Collinsonia canadensis

Species Native to Missouri
Common Name: horse balm
Type: Herbaceous perennial
Family: Lamiaceae
Native Range: Eastern North American
Zone: 4 to 8
Height: 2.00 to 4.00 feet
Spread: 1.00 to 3.00 feet
Bloom Time: August to September
Bloom Description: Light yellow
Sun: Part shade
Water: Medium
Maintenance: Low
Suggested Use: Naturalize
Flower: Showy, Fragrant

Culture

Easily grown in average, medium, well-drained soil in part shade. Does well in sandy, clay soils. Will tolerate somewhat dry soil conditions.

Noteworthy Characteristics

Collinsonia canadensis, commonly called horsebalm, is a Missouri native plant that occurs in rich woodlands, ravines and wooded slopes, often in limestone soils, and typically grows 2-3' (less frequently to 4') tall. Features elongated, branching, loose, pyramidal, terminal clusters of tiny, 2-lipped, tubular yellow flowers in mid to late summer and large, sharply toothed, ovate, green leaves (4-8") on square stems. Foliage (when crushed) and flowers of this mint family member have a citronella-like fragrance. Leaves can be used to make teas, and the underground roots (rhizomes) were formerly used medicinally in the treatment of urinary and kidney problems and as astringents.

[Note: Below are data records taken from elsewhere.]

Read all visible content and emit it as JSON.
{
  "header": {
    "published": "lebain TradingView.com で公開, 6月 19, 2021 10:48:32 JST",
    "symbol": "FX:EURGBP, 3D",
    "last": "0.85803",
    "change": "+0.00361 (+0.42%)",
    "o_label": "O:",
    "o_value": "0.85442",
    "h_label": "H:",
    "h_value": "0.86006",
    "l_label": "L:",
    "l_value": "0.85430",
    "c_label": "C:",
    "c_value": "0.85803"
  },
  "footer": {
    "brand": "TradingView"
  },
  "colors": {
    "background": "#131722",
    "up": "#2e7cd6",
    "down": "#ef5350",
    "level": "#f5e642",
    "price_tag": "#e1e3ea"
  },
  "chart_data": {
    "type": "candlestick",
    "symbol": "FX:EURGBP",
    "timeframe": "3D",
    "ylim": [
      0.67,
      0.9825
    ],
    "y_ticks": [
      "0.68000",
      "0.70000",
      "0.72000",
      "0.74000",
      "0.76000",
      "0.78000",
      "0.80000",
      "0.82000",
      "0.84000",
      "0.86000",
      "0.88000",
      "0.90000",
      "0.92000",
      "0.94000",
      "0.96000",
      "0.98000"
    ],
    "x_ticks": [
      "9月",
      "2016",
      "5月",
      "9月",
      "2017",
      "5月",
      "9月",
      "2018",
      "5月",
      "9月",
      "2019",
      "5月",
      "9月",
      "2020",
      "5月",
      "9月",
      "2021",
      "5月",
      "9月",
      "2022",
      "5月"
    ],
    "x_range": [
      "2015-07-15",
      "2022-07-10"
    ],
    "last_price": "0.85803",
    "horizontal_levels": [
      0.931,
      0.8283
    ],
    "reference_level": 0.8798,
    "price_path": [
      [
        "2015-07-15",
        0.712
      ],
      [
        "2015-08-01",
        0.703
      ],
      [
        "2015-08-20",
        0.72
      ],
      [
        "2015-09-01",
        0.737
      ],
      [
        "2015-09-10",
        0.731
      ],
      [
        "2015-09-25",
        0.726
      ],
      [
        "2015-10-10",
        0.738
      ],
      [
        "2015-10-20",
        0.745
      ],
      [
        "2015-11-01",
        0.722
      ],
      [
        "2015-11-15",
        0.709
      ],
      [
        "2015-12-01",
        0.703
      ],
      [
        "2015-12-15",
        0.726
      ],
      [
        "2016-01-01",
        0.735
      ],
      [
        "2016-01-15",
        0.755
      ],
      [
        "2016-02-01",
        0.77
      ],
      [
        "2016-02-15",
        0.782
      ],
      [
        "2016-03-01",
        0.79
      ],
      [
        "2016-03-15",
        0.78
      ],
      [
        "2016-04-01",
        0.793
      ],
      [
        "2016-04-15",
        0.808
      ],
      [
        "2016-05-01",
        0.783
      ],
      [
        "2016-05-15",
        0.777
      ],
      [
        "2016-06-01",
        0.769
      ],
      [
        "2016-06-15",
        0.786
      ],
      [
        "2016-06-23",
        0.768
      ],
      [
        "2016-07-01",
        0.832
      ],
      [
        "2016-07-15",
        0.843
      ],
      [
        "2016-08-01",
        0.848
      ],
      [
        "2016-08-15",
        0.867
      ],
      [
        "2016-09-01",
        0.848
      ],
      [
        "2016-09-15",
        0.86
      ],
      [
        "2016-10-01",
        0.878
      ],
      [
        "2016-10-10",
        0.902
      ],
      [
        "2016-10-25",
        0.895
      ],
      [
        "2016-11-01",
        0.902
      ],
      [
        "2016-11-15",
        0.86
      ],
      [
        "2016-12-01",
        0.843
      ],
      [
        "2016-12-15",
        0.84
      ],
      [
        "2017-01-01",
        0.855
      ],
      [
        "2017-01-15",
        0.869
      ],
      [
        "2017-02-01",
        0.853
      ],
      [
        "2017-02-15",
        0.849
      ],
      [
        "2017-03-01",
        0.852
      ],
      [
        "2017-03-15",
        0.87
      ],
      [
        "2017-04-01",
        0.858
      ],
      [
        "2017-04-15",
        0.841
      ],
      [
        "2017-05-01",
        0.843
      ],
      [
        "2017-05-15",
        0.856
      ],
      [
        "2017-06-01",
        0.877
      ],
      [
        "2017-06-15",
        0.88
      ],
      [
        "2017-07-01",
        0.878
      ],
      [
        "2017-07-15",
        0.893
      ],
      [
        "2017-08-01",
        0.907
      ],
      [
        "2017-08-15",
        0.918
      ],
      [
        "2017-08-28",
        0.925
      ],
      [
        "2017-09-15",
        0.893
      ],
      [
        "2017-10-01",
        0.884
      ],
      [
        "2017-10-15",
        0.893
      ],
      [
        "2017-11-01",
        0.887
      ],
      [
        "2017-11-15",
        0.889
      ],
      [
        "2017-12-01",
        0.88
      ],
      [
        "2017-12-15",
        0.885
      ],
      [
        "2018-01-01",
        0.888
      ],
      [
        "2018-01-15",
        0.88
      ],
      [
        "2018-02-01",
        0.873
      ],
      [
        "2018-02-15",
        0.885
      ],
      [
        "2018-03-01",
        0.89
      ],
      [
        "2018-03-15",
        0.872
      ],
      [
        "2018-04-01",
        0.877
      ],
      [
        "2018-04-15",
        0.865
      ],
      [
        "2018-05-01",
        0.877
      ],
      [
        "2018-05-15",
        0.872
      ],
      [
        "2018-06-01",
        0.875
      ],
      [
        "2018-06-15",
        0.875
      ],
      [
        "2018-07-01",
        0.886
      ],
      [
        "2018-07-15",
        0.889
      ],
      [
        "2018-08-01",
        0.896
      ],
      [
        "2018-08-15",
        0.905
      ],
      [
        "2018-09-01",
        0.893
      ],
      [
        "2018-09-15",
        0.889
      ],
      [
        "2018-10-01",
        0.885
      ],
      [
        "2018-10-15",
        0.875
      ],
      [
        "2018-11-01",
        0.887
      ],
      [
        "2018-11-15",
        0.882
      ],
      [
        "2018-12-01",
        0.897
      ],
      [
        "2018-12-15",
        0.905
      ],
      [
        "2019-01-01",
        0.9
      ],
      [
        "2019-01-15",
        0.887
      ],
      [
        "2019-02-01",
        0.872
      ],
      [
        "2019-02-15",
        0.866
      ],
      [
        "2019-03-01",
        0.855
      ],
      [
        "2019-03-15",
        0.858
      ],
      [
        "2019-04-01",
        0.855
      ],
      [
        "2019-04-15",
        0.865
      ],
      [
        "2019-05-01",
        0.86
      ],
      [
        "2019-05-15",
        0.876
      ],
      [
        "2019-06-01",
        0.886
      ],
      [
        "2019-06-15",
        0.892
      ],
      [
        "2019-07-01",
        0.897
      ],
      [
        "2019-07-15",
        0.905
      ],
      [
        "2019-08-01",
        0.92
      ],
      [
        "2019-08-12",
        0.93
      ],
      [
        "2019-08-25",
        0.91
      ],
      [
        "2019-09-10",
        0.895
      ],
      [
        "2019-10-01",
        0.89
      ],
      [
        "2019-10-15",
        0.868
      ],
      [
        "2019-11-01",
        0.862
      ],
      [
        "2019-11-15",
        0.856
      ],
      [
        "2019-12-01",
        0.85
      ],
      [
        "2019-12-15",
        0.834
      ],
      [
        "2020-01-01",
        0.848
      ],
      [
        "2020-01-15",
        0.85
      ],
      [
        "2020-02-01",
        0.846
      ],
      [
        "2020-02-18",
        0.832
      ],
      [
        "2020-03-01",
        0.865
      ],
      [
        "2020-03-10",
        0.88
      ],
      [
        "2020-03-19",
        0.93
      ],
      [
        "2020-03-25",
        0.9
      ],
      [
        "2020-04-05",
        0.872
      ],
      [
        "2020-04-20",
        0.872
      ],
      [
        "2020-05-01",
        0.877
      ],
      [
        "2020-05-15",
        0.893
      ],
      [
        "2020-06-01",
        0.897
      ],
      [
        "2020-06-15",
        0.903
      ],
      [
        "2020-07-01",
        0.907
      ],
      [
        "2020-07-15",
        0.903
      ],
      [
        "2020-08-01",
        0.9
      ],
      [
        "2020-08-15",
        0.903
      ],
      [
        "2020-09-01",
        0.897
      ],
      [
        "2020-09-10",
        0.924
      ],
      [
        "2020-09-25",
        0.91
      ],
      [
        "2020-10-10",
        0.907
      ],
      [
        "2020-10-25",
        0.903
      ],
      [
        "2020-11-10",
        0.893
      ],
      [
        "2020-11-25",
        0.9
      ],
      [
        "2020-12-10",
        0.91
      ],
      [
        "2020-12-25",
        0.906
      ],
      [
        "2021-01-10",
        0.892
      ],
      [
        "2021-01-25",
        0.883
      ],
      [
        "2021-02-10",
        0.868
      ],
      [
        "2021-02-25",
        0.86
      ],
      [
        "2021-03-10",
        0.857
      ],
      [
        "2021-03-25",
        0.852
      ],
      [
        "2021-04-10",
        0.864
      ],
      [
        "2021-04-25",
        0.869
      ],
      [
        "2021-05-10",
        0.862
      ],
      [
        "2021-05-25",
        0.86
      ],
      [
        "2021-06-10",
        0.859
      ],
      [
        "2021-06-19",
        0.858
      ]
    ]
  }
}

Genus name honors Peter Collinson, 18th-century English Quaker merchant.

Canadensis means of Canada.

Problems

No serious insect or disease problems.

Garden Uses

Best grown in woodland, native plant or wildflower gardens.